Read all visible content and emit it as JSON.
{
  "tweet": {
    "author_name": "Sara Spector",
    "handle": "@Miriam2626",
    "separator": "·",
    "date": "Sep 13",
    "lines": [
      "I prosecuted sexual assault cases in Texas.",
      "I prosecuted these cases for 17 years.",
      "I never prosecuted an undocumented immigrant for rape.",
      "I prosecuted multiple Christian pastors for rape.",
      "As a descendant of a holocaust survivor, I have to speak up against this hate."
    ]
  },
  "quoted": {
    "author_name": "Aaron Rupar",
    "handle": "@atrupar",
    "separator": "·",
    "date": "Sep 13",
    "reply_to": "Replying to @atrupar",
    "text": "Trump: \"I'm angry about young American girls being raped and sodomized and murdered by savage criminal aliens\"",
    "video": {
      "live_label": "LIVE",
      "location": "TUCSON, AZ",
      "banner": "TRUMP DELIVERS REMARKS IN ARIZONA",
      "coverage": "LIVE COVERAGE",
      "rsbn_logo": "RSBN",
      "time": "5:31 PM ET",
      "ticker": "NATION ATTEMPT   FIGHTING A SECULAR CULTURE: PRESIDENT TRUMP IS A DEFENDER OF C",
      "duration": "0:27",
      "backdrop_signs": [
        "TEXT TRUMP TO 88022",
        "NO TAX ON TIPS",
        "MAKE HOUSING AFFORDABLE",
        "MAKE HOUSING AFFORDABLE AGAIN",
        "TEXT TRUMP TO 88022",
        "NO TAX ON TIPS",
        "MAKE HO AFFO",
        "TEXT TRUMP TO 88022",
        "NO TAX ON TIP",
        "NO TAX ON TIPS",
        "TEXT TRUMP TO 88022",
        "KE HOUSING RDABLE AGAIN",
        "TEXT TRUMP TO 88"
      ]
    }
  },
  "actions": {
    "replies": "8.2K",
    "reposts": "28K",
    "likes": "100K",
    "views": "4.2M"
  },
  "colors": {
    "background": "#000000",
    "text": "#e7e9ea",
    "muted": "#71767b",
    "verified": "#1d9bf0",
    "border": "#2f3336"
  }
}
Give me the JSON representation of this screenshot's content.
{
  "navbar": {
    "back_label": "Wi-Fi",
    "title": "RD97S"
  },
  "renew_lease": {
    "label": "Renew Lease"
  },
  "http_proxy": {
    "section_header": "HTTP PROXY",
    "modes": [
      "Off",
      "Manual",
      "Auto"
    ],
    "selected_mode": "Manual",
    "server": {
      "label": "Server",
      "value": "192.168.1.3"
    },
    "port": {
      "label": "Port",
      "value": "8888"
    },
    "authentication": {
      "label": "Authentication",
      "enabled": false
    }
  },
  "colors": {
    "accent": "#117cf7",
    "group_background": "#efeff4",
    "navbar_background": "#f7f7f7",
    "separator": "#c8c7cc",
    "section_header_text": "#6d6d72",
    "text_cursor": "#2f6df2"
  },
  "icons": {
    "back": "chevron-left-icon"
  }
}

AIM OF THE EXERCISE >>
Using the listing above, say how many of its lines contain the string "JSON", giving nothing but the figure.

RESULT OF THE EXERCISE >>
2